This is an example of literal infringement, and there is no need to resort to the doctrine of equivalents. The new competitive
product falls squarely within the coverage of your patent. To stop the infringement, you may now proceed into the world of
litigation, with all of its associated and attendant issues, the discussion of which is beyond the scope of this article.
Domestic patents can be valuable tools in your business strategy if their limitations and strengths are appreciated. The steps
begin with a well-written disclosure and an equally thoughtful analysis of what is patentable, as well as a consideration
of prior art to determine the patentability of the invention. Early in the evaluation process, it is critical that blocking
patents be identified, to permit your research and development team to explore alternatives while there is still fluidity

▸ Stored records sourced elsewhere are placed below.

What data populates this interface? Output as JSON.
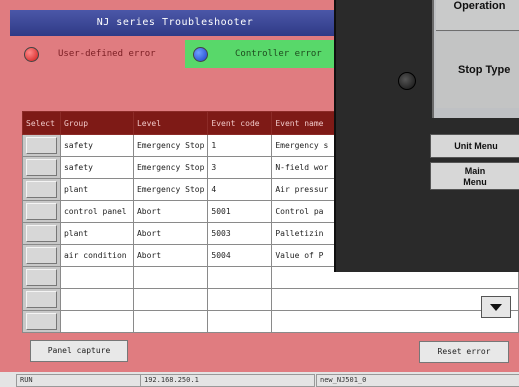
{
  "window": {
    "title": "NJ series Troubleshooter"
  },
  "tabs": [
    {
      "label": "User-defined error",
      "dot_color": "#d11a1a",
      "active": true
    },
    {
      "label": "Controller error",
      "dot_color": "#1a3fc6",
      "active": false
    }
  ],
  "table": {
    "headers": [
      "Select",
      "Group",
      "Level",
      "Event code",
      "Event name"
    ],
    "rows": [
      {
        "group": "safety",
        "level": "Emergency Stop",
        "code": "1",
        "name": "Emergency s"
      },
      {
        "group": "safety",
        "level": "Emergency Stop",
        "code": "3",
        "name": "N-field wor"
      },
      {
        "group": "plant",
        "level": "Emergency Stop",
        "code": "4",
        "name": "Air pressur"
      },
      {
        "group": "control panel",
        "level": "Abort",
        "code": "5001",
        "name": "Control pa"
      },
      {
        "group": "plant",
        "level": "Abort",
        "code": "5003",
        "name": "Palletizin"
      },
      {
        "group": "air condition",
        "level": "Abort",
        "code": "5004",
        "name": "Value of P"
      },
      {
        "group": "",
        "level": "",
        "code": "",
        "name": ""
      },
      {
        "group": "",
        "level": "",
        "code": "",
        "name": ""
      },
      {
        "group": "",
        "level": "",
        "code": "",
        "name": ""
      }
    ]
  },
  "buttons": {
    "panel_capture": "Panel capture",
    "reset_error": "Reset error"
  },
  "status": {
    "run": "RUN",
    "ip": "192.168.250.1",
    "device": "new_NJ501_0"
  },
  "hmi": {
    "operation_label": "Operation",
    "stop_type_label": "Stop Type",
    "unit_menu": "Unit Menu",
    "main_menu_line1": "Main",
    "main_menu_line2": "Menu"
  },
  "colors": {
    "background": "#e07c80",
    "header": "#7e1a16",
    "title_bar": "#3b469a",
    "controller_tab": "#58d86a"
  }
}
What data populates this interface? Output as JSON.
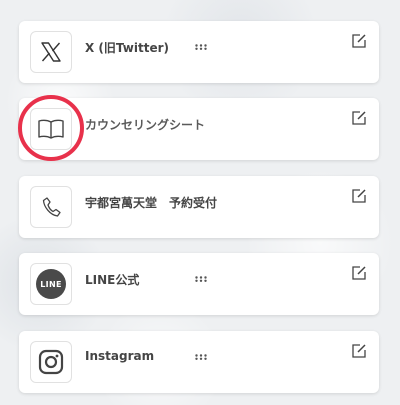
{
  "links": [
    {
      "title": "X (旧Twitter)",
      "icon": "x-logo-icon"
    },
    {
      "title": "カウンセリングシート",
      "icon": "book-icon"
    },
    {
      "title": "宇都宮萬天堂　予約受付",
      "icon": "phone-icon"
    },
    {
      "title": "LINE公式",
      "icon": "line-logo-icon",
      "badge_text": "LINE"
    },
    {
      "title": "Instagram",
      "icon": "instagram-icon"
    }
  ],
  "colors": {
    "highlight_circle": "#e8314b",
    "text": "#454545"
  }
}
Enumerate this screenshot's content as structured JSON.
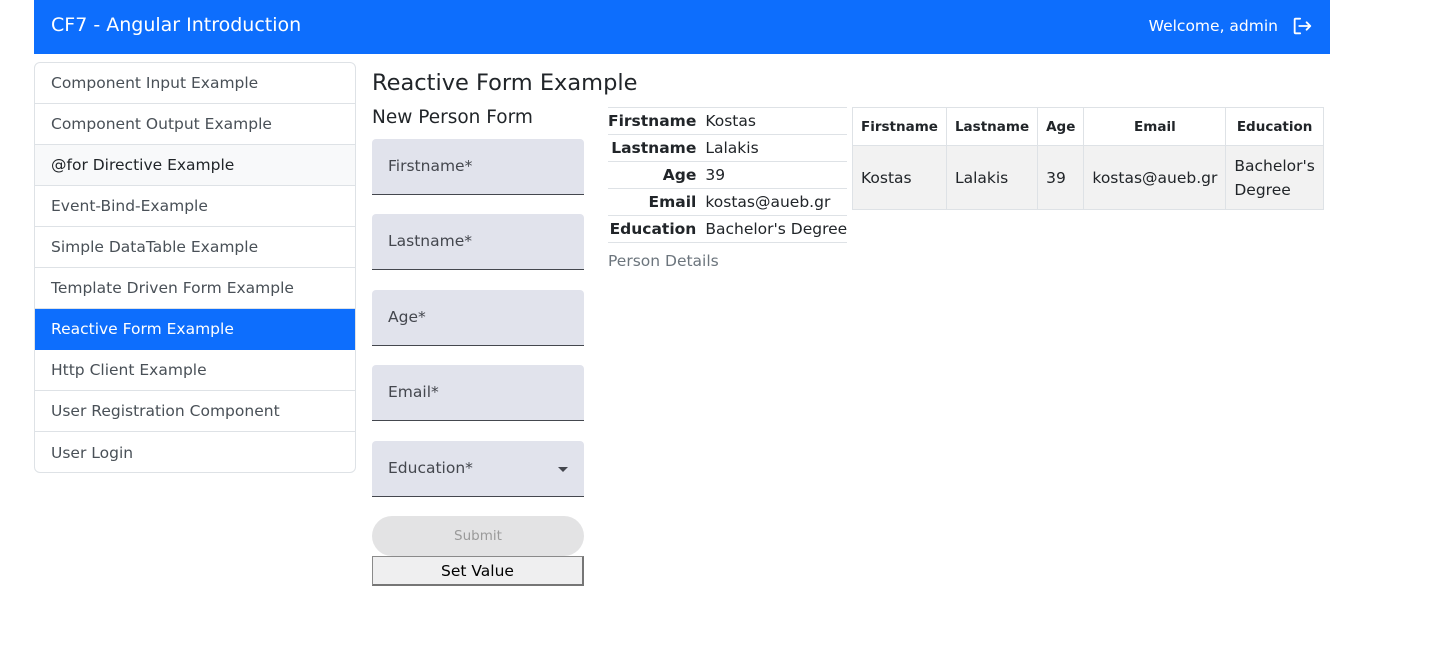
{
  "header": {
    "brand": "CF7 - Angular Introduction",
    "welcome": "Welcome, admin"
  },
  "sidebar": {
    "items": [
      {
        "label": "Component Input Example"
      },
      {
        "label": "Component Output Example"
      },
      {
        "label": "@for Directive Example"
      },
      {
        "label": "Event-Bind-Example"
      },
      {
        "label": "Simple DataTable Example"
      },
      {
        "label": "Template Driven Form Example"
      },
      {
        "label": "Reactive Form Example"
      },
      {
        "label": "Http Client Example"
      },
      {
        "label": "User Registration Component"
      },
      {
        "label": "User Login"
      }
    ],
    "active_item": "Reactive Form Example",
    "hovered_item": "@for Directive Example"
  },
  "main": {
    "title": "Reactive Form Example",
    "form": {
      "title": "New Person Form",
      "fields": {
        "firstname": {
          "label": "Firstname*",
          "value": ""
        },
        "lastname": {
          "label": "Lastname*",
          "value": ""
        },
        "age": {
          "label": "Age*",
          "value": ""
        },
        "email": {
          "label": "Email*",
          "value": ""
        },
        "education": {
          "label": "Education*",
          "value": ""
        }
      },
      "submit_label": "Submit",
      "set_value_label": "Set Value"
    },
    "person_details": {
      "rows": [
        {
          "key": "Firstname",
          "value": "Kostas"
        },
        {
          "key": "Lastname",
          "value": "Lalakis"
        },
        {
          "key": "Age",
          "value": "39"
        },
        {
          "key": "Email",
          "value": "kostas@aueb.gr"
        },
        {
          "key": "Education",
          "value": "Bachelor's Degree"
        }
      ],
      "caption": "Person Details"
    },
    "people_table": {
      "headers": [
        "Firstname",
        "Lastname",
        "Age",
        "Email",
        "Education"
      ],
      "rows": [
        [
          "Kostas",
          "Lalakis",
          "39",
          "kostas@aueb.gr",
          "Bachelor's Degree"
        ]
      ]
    }
  },
  "colors": {
    "primary": "#0d6efd",
    "field_bg": "#e1e3ec",
    "row_bg": "#f2f2f2"
  },
  "icons": {
    "logout": "logout-icon",
    "dropdown": "caret-down-icon"
  }
}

in your game plan. As commercialization approaches, to avoid any potential for treble damages, an "opinion of non-infringement"
is critical. Finally, if all relevant information has been brought to bear at an early stage, the resulting patent can be
an invaluable enforcement tool in that it is one of the few monopolies granted by the federal government. This monopoly permits
the patent owner to exclude others from making, using, selling, or offering for sale the patented invention. It is a powerful
right to any patentee.
1. Hoffman F, inventor; Farbenfabriken of Elberfeld Company, assignee. Acetyl salicylic acid. US patent 644 077.
1900, February 27.
2. Graver Tank and Mfg Co v Linde Air Products Co, 339 US 605 (1950).
3. Festo Corp v Shoketsu Kinzoku Kogyo Kabushiki Co, Ltd, 2000 US App. LEXIS 29979 2000, November 29.
4. Festo Corp v Shoketsu Kinzoku Kogyo Kabushiki Co, Ltd, 535 US 722 (2002).
5. Hilton-Davis Chemical Co v Warner-Jenkinson Co, 62 F3d 1512 (Fed Cir 1995), cert granted, 116 SCt 1014 (1996), rev'd and
remanded, 520 US 17 (US 1997, March 3,) (No 95-728).
6. Festo Corp v Shoketsu Kinzoku Kogyo Kabushiki Co, Ltd, 344 F3d 1359 (Fed Cir 2003).
7. Sage Prod v Devon Indus, 126 F3d 1420 (Fed Cir 1997).
8. See http://
Robert E. Pershes, J.D., is a registered patent attorney, licensed professional engineer, and partner and member of the Intellectual Property Group
focusing on litigation at Buckingham, Doolittle & Burroughs LLP, 2500 North Military Trail, Suite 480, Boca Raton, FL 33431,
561.999.3083, fax 561.252.5553, firstname.lastname@example.org
Louis F. Wagner, J.D is a registered patent attorney and a partner and co-chair of the Intellectual Property Group at Buckingham, Doolittle &
Burroughs LLP, 50 South Main Street, P.O. Box 1500,Akron, OH 44309, 330.258.6453, fax 330.252.5452, email@example.com